[openssl-users] Does openssl server always choose highest TLS version offered?

Nounou Dadoun nounou.dadoun at avigilon.com
Fri Nov 6 21:37:01 UTC 2015

Thanks for the detailed explanation, that's very useful ... N

Nou Dadoun
Senior Firmware Developer, Security Specialist

Office: 604.629.5182 ext 2632 
Support: 888.281.5182  |  avigilon.com
Follow Twitter  |  Follow LinkedIn

This email, including any files attached hereto (the "email"), contains privileged and confidential information and is only for the intended addressee(s). If this email has been sent to you in error, such sending does not constitute waiver of privilege and we request that you kindly delete the email and notify the sender. Any unauthorized use or disclosure of this email is prohibited. Avigilon and certain other trade names used herein are the registered and/or unregistered trademarks of Avigilon Corporation and/or its affiliates in Canada and other jurisdictions worldwide.

-----Original Message-----
From: openssl-users [mailto:openssl-users-bounces at openssl.org] On Behalf Of Viktor Dukhovni
Sent: Friday, November 06, 2015 1:32 PM
To: openssl-users at openssl.org
Subject: Re: [openssl-users] Does openssl server always choose highest TLS version offered?
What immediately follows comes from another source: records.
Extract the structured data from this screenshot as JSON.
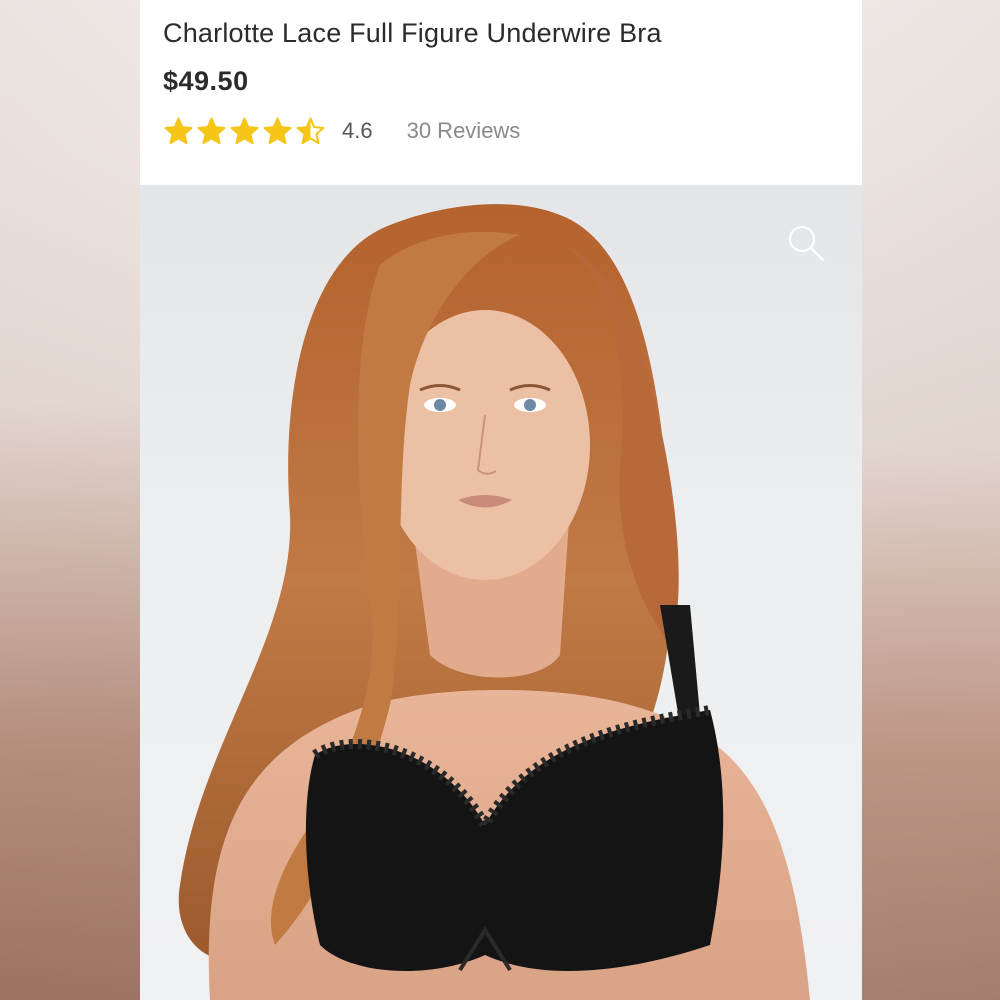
{
  "product": {
    "title": "Charlotte Lace Full Figure Underwire Bra",
    "price": "$49.50",
    "rating": {
      "value": 4.6,
      "value_label": "4.6",
      "stars_max": 5,
      "reviews_label": "30 Reviews",
      "star_color": "#f5c518"
    }
  },
  "gallery": {
    "image_alt": "Model wearing the Charlotte Lace Full Figure Underwire Bra",
    "zoom_icon": "magnifier-icon"
  },
  "colors": {
    "text_primary": "#2b2b2b",
    "text_muted": "#8a8a8a",
    "card_background": "#ffffff"
  }
}
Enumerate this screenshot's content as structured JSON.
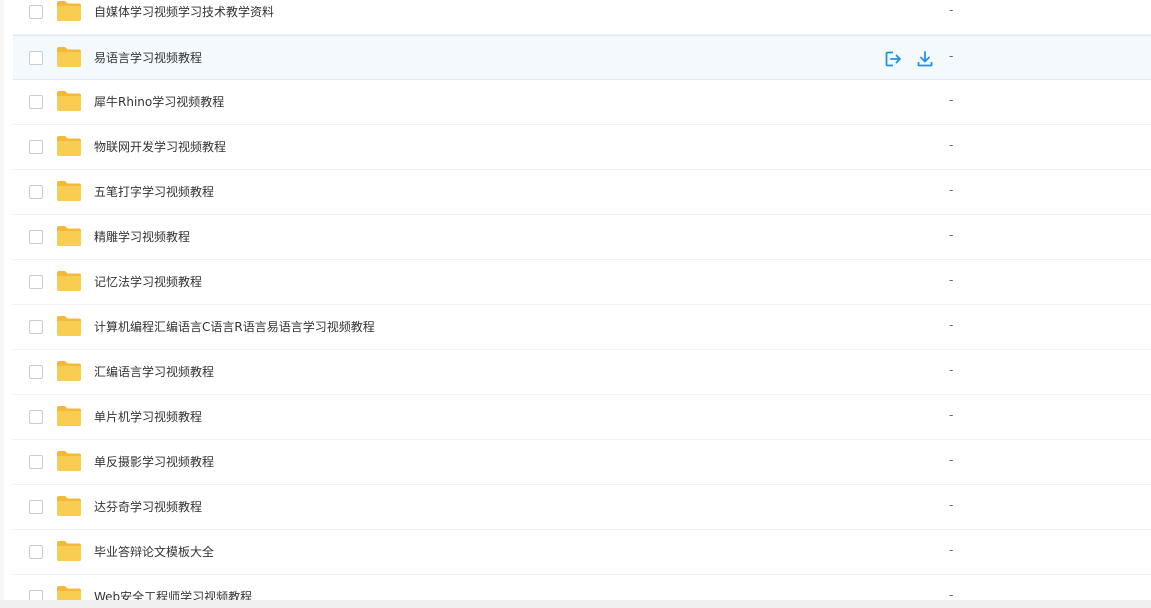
{
  "colors": {
    "folder": "#f8cd51",
    "folder_back": "#f5b93a",
    "accent": "#2292e6",
    "row_hover_bg": "#f4f9fd"
  },
  "file_list": {
    "rows": [
      {
        "name": "自媒体学习视频学习技术教学资料",
        "size": "-"
      },
      {
        "name": "易语言学习视频教程",
        "size": "-",
        "hover": true
      },
      {
        "name": "犀牛Rhino学习视频教程",
        "size": "-"
      },
      {
        "name": "物联网开发学习视频教程",
        "size": "-"
      },
      {
        "name": "五笔打字学习视频教程",
        "size": "-"
      },
      {
        "name": "精雕学习视频教程",
        "size": "-"
      },
      {
        "name": "记忆法学习视频教程",
        "size": "-"
      },
      {
        "name": "计算机编程汇编语言C语言R语言易语言学习视频教程",
        "size": "-"
      },
      {
        "name": "汇编语言学习视频教程",
        "size": "-"
      },
      {
        "name": "单片机学习视频教程",
        "size": "-"
      },
      {
        "name": "单反摄影学习视频教程",
        "size": "-"
      },
      {
        "name": "达芬奇学习视频教程",
        "size": "-"
      },
      {
        "name": "毕业答辩论文模板大全",
        "size": "-"
      },
      {
        "name": "Web安全工程师学习视频教程",
        "size": "-"
      }
    ],
    "row_actions": [
      "share-icon",
      "download-icon"
    ]
  }
}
On Fri, Nov 06, 2015 at 08:59:58PM +0000, Nounou Dadoun wrote:

> Quick question, modifying context options on an openssl server 
> (disabling
> SSLv2 and SSLv3, enabling TLSv1 (for compatibility for now), TLSv1.1 
> and
> TLSv1.2) and I had a question about which version is chosen in 
> practice in a TLS connection.

On the server side, if at all possible, the selected protocol will be the highest one not disabled.

On the client side, it is more complicated, because the client can't propose a discrete list of protocols, rather it proposes a minimum and a maximum.

Therefore, with SSLv23_client_method() aka TLS_client_method() when you disable some set of protocols via:

    SSL_CTX_set_options(ctx, SSL_OP_NO_<...>)

lowest protocol that you *don't* disable becomes the minimum, and then the maximum is either one less than the first higher version that is disabled or else the maximum version supported.

Thus, for example, with;

    SSL_CTX_set_options(ctx, SSL_OP_NO_SSLv2|SSL_OP_NO_TLSv1_1);

    The minimum is then SSL 3.0 and the maximum is TLS 1.0, thus
    this has the side-effect of disabling TLS 1.2 (and in the future
    also TLS 1.3).

> I've read that in general the client proposes the highest version it 
> supports and the server chooses a compatible version or rejects if 
> there isn't one.

The client proposes a range from lowest to highest.

> Rfc5246 basically says that the server will choose the highest version 
> but I wanted to confirm that that's what openssl does (just to be 
> certain).

OpenSSL may be unable to choose the highest version if none of the enabled ciphersuites are compatible with that version.  That should be rare, so in practice the server will choose the highest version proposed by the client and supported by the server.

> e.g.  if the client proposes TLSv1.2 and the server supports TLSv1.2, 
> will the server *ever* select TLSv1.1? thanks.

It could, if none of the shared ciphersuites were compatible with TLS 1.2.  However, TLS 1.2 essentially supports a superset of the ciphersuites of TLS 1.0 and TLS 1.1 so this condition is unlikely.

The exception is EXPORT ciphersuites which were removed from TLS 1.2, but until quite recently was still willing to negotiate them even with TLS 1.2.  So if a client offers some EXPORT ciphers and the server is configured to use only EXPORT ciphers, I'm not sure whether these versions of OpenSSL will abort the handshake, or will choose a lower protocol version.

openssl-users mailing list
To unsubscribe: https://mta.openssl.org/mailman/listinfo/openssl-users

More information about the openssl-users mailing list